Element data from apps and pages
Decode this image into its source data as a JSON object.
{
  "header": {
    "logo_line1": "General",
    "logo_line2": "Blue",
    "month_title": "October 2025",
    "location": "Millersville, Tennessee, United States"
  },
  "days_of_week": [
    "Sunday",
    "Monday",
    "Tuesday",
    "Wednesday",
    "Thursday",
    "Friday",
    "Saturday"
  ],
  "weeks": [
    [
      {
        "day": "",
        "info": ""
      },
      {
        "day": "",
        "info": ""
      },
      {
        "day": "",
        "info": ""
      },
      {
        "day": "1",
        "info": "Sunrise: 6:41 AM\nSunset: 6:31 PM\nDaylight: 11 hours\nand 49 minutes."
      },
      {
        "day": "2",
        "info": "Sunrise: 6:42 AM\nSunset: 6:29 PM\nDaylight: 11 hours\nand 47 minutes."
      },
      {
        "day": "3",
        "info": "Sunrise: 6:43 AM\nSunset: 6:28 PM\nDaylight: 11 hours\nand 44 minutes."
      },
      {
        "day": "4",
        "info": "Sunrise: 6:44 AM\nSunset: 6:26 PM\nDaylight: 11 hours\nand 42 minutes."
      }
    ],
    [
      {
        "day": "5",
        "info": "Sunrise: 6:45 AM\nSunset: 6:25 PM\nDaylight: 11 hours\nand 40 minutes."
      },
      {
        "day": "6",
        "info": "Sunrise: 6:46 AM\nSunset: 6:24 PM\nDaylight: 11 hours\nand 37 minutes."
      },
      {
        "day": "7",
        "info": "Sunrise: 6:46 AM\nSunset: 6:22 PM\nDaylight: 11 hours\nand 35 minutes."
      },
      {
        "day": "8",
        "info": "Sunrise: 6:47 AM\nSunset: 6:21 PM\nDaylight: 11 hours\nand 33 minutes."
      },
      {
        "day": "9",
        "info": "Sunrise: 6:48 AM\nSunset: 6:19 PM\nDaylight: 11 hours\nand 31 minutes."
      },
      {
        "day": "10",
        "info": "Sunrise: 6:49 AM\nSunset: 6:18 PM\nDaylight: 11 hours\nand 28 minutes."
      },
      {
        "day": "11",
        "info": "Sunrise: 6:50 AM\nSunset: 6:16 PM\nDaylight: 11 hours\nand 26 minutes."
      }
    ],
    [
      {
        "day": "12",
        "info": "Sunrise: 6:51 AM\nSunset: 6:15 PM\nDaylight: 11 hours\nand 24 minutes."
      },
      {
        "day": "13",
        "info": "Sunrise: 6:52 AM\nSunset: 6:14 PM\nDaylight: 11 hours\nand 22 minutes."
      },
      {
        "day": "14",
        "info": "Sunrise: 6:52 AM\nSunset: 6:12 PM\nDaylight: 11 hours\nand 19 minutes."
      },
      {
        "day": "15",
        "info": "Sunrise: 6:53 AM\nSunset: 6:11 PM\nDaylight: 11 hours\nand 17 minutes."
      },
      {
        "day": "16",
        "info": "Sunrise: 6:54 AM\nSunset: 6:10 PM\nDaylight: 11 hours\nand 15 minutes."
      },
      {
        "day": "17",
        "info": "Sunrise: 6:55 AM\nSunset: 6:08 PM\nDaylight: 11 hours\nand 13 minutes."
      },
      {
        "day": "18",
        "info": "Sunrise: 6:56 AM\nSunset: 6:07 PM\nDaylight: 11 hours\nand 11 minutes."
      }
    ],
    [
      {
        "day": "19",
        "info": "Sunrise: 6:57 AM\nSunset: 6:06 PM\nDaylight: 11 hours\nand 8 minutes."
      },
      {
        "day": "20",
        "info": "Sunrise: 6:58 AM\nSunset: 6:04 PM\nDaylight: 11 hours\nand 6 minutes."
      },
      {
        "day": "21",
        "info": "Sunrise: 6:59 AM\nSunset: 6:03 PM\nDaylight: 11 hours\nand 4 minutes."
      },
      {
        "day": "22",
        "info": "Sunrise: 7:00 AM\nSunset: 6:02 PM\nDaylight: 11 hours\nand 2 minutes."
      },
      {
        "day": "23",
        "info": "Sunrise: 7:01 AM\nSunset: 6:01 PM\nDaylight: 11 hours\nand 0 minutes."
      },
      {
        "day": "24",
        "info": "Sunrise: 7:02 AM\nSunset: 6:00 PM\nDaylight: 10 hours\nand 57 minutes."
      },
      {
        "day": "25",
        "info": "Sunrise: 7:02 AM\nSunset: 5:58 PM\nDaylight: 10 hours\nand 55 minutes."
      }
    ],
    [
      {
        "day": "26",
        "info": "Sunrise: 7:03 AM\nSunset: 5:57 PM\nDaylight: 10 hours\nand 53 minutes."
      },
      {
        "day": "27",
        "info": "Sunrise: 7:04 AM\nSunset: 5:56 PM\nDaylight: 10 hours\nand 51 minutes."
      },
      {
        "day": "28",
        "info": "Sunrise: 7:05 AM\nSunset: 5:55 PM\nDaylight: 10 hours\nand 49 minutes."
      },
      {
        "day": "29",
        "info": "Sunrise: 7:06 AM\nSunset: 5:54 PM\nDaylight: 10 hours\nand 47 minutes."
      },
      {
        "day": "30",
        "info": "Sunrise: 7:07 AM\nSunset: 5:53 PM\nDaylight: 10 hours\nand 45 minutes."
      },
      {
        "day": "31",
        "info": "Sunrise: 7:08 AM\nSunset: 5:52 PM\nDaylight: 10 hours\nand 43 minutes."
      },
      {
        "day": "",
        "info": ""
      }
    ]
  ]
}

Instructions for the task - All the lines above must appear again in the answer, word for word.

Answer space -
Decode this image into its source data as a JSON object.
{
  "header": {
    "logo_line1": "General",
    "logo_line2": "Blue",
    "month_title": "October 2025",
    "location": "Millersville, Tennessee, United States"
  },
  "days_of_week": [
    "Sunday",
    "Monday",
    "Tuesday",
    "Wednesday",
    "Thursday",
    "Friday",
    "Saturday"
  ],
  "weeks": [
    [
      {
        "day": "",
        "info": ""
      },
      {
        "day": "",
        "info": ""
      },
      {
        "day": "",
        "info": ""
      },
      {
        "day": "1",
        "info": "Sunrise: 6:41 AM\nSunset: 6:31 PM\nDaylight: 11 hours\nand 49 minutes."
      },
      {
        "day": "2",
        "info": "Sunrise: 6:42 AM\nSunset: 6:29 PM\nDaylight: 11 hours\nand 47 minutes."
      },
      {
        "day": "3",
        "info": "Sunrise: 6:43 AM\nSunset: 6:28 PM\nDaylight: 11 hours\nand 44 minutes."
      },
      {
        "day": "4",
        "info": "Sunrise: 6:44 AM\nSunset: 6:26 PM\nDaylight: 11 hours\nand 42 minutes."
      }
    ],
    [
      {
        "day": "5",
        "info": "Sunrise: 6:45 AM\nSunset: 6:25 PM\nDaylight: 11 hours\nand 40 minutes."
      },
      {
        "day": "6",
        "info": "Sunrise: 6:46 AM\nSunset: 6:24 PM\nDaylight: 11 hours\nand 37 minutes."
      },
      {
        "day": "7",
        "info": "Sunrise: 6:46 AM\nSunset: 6:22 PM\nDaylight: 11 hours\nand 35 minutes."
      },
      {
        "day": "8",
        "info": "Sunrise: 6:47 AM\nSunset: 6:21 PM\nDaylight: 11 hours\nand 33 minutes."
      },
      {
        "day": "9",
        "info": "Sunrise: 6:48 AM\nSunset: 6:19 PM\nDaylight: 11 hours\nand 31 minutes."
      },
      {
        "day": "10",
        "info": "Sunrise: 6:49 AM\nSunset: 6:18 PM\nDaylight: 11 hours\nand 28 minutes."
      },
      {
        "day": "11",
        "info": "Sunrise: 6:50 AM\nSunset: 6:16 PM\nDaylight: 11 hours\nand 26 minutes."
      }
    ],
    [
      {
        "day": "12",
        "info": "Sunrise: 6:51 AM\nSunset: 6:15 PM\nDaylight: 11 hours\nand 24 minutes."
      },
      {
        "day": "13",
        "info": "Sunrise: 6:52 AM\nSunset: 6:14 PM\nDaylight: 11 hours\nand 22 minutes."
      },
      {
        "day": "14",
        "info": "Sunrise: 6:52 AM\nSunset: 6:12 PM\nDaylight: 11 hours\nand 19 minutes."
      },
      {
        "day": "15",
        "info": "Sunrise: 6:53 AM\nSunset: 6:11 PM\nDaylight: 11 hours\nand 17 minutes."
      },
      {
        "day": "16",
        "info": "Sunrise: 6:54 AM\nSunset: 6:10 PM\nDaylight: 11 hours\nand 15 minutes."
      },
      {
        "day": "17",
        "info": "Sunrise: 6:55 AM\nSunset: 6:08 PM\nDaylight: 11 hours\nand 13 minutes."
      },
      {
        "day": "18",
        "info": "Sunrise: 6:56 AM\nSunset: 6:07 PM\nDaylight: 11 hours\nand 11 minutes."
      }
    ],
    [
      {
        "day": "19",
        "info": "Sunrise: 6:57 AM\nSunset: 6:06 PM\nDaylight: 11 hours\nand 8 minutes."
      },
      {
        "day": "20",
        "info": "Sunrise: 6:58 AM\nSunset: 6:04 PM\nDaylight: 11 hours\nand 6 minutes."
      },
      {
        "day": "21",
        "info": "Sunrise: 6:59 AM\nSunset: 6:03 PM\nDaylight: 11 hours\nand 4 minutes."
      },
      {
        "day": "22",
        "info": "Sunrise: 7:00 AM\nSunset: 6:02 PM\nDaylight: 11 hours\nand 2 minutes."
      },
      {
        "day": "23",
        "info": "Sunrise: 7:01 AM\nSunset: 6:01 PM\nDaylight: 11 hours\nand 0 minutes."
      },
      {
        "day": "24",
        "info": "Sunrise: 7:02 AM\nSunset: 6:00 PM\nDaylight: 10 hours\nand 57 minutes."
      },
      {
        "day": "25",
        "info": "Sunrise: 7:02 AM\nSunset: 5:58 PM\nDaylight: 10 hours\nand 55 minutes."
      }
    ],
    [
      {
        "day": "26",
        "info": "Sunrise: 7:03 AM\nSunset: 5:57 PM\nDaylight: 10 hours\nand 53 minutes."
      },
      {
        "day": "27",
        "info": "Sunrise: 7:04 AM\nSunset: 5:56 PM\nDaylight: 10 hours\nand 51 minutes."
      },
      {
        "day": "28",
        "info": "Sunrise: 7:05 AM\nSunset: 5:55 PM\nDaylight: 10 hours\nand 49 minutes."
      },
      {
        "day": "29",
        "info": "Sunrise: 7:06 AM\nSunset: 5:54 PM\nDaylight: 10 hours\nand 47 minutes."
      },
      {
        "day": "30",
        "info": "Sunrise: 7:07 AM\nSunset: 5:53 PM\nDaylight: 10 hours\nand 45 minutes."
      },
      {
        "day": "31",
        "info": "Sunrise: 7:08 AM\nSunset: 5:52 PM\nDaylight: 10 hours\nand 43 minutes."
      },
      {
        "day": "",
        "info": ""
      }
    ]
  ]
}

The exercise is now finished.